In a press release, Attorney General and Housing Minister David Eby said that BC Housing and the City of Kamloops will work together to determine a permanent plan for the property. That’s a fine thing to say but just when did BC Housing plan to start working together?

It’s Councillors who take the flak from the public over public housing. Some citizens are “genuinely afraid” of homeless people, Bass said.

Kamloops homeless are often characterized by the actions of “street people” who sometimes appear menacing.

Encounters with mentally ill people can be frightening. A friend of mine was approached by a stranger, apparently in a psychotic state, as she shopped in a thrift store on Tranquille. “You’re going to fucking die, bitch,” he shouted angrily. The verbal assault left her shaken.   

Mental health of homeless people is a problem and it’s exacerbated by their lack of secure shelter. While mentally ill people are more likely to injure themselves than others, that’s little comfort to those are accosted by the unstable mentally ill.

Street people are also blamed for an increase in crime. Yet the perception doesn’t always match reality.

Kamloops RCMP Supt. Syd Lecky told City Council on June 11, 2021, that crime was actually down in some parts of the city compared to last year. Property crime was down in North Kamloops by eight per cent, the same in Valleyview, and up 11 per cent in Westsyde.

But last year was unusual because of the pandemic, Lecky added, and that property crime was up everywhere from 1019.

Homeless people represent a fragile sector of our population.

In a survey done by BC Housing of Merritt’s homeless in 2020, one-quarter reported a brain injury and 70 per cent had two or more health concerns. Seventy-eight per cent suffered from addiction.

In a survey done in Kamloops in June, 2018, one-half of respondents first experienced homelessness as youths.

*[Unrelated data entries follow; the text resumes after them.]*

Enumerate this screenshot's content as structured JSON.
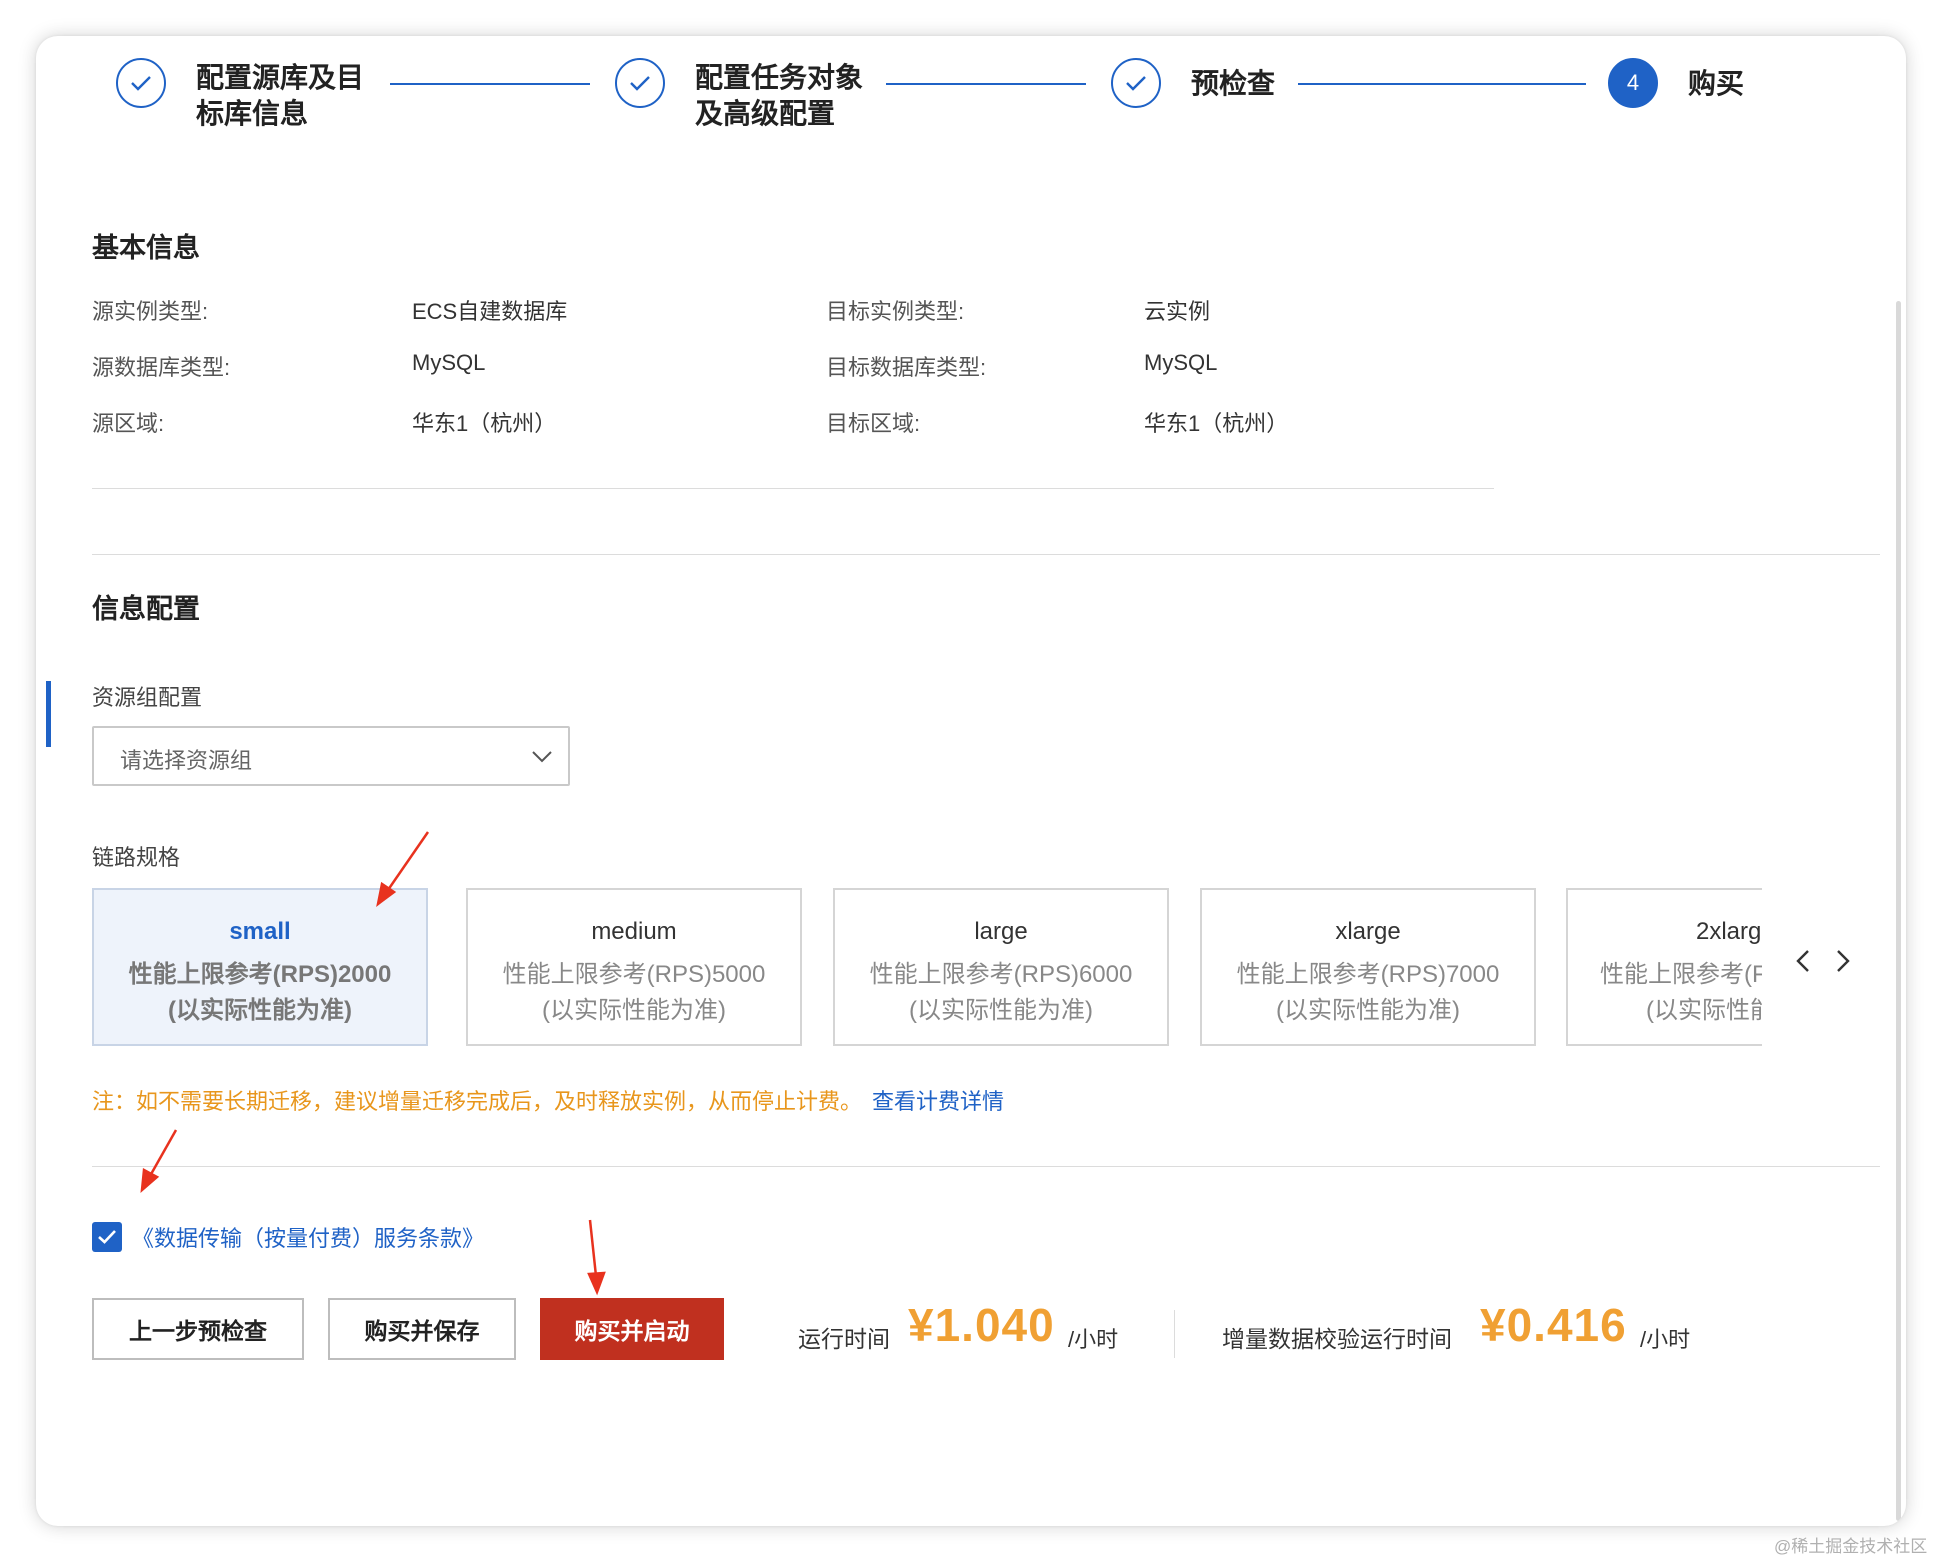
{
  "steps": [
    {
      "line1": "配置源库及目",
      "line2": "标库信息",
      "status": "done"
    },
    {
      "line1": "配置任务对象",
      "line2": "及高级配置",
      "status": "done"
    },
    {
      "line1": "预检查",
      "line2": "",
      "status": "done"
    },
    {
      "number": "4",
      "line1": "购买",
      "line2": "",
      "status": "active"
    }
  ],
  "basic": {
    "title": "基本信息",
    "rows": [
      {
        "left_label": "源实例类型:",
        "left_value": "ECS自建数据库",
        "right_label": "目标实例类型:",
        "right_value": "云实例"
      },
      {
        "left_label": "源数据库类型:",
        "left_value": "MySQL",
        "right_label": "目标数据库类型:",
        "right_value": "MySQL"
      },
      {
        "left_label": "源区域:",
        "left_value": "华东1（杭州）",
        "right_label": "目标区域:",
        "right_value": "华东1（杭州）"
      }
    ]
  },
  "config": {
    "title": "信息配置",
    "resource_group_label": "资源组配置",
    "resource_group_placeholder": "请选择资源组",
    "spec_label": "链路规格",
    "specs": [
      {
        "name": "small",
        "perf": "性能上限参考(RPS)2000",
        "note": "(以实际性能为准)",
        "selected": true
      },
      {
        "name": "medium",
        "perf": "性能上限参考(RPS)5000",
        "note": "(以实际性能为准)",
        "selected": false
      },
      {
        "name": "large",
        "perf": "性能上限参考(RPS)6000",
        "note": "(以实际性能为准)",
        "selected": false
      },
      {
        "name": "xlarge",
        "perf": "性能上限参考(RPS)7000",
        "note": "(以实际性能为准)",
        "selected": false
      },
      {
        "name": "2xlarg",
        "perf": "性能上限参考(F",
        "note": "(以实际性能",
        "selected": false
      }
    ],
    "note_text": "注：如不需要长期迁移，建议增量迁移完成后，及时释放实例，从而停止计费。",
    "note_link": "查看计费详情"
  },
  "agreement": {
    "checked": true,
    "text": "《数据传输（按量付费）服务条款》"
  },
  "actions": {
    "prev": "上一步预检查",
    "save": "购买并保存",
    "start": "购买并启动"
  },
  "pricing": {
    "run_label": "运行时间",
    "run_price": "¥1.040",
    "run_unit": "/小时",
    "verify_label": "增量数据校验运行时间",
    "verify_price": "¥0.416",
    "verify_unit": "/小时"
  },
  "watermark": "@稀土掘金技术社区",
  "colors": {
    "primary": "#1f62c6",
    "danger": "#c0301f",
    "price": "#f0a033",
    "note": "#e8961c"
  }
}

Probably, as in Merritt’s case, many were formerly in foster care.

The profile of homeless people is one of addiction compounded by desperation, mental and physical health. They are often youths thrown out on the streets with few life-skills.

Kamloops doesn’t need a big-stick approach by BC Housing to get affordable housing in Kamloops. Not like that other Interior city, Penticton, where City Council is taking the province to court over a dispute involving BC Housing’s locations.

Kamloopsians sensibly realize that you can’t complain about homeless people on the street while also complaining that they are being housed.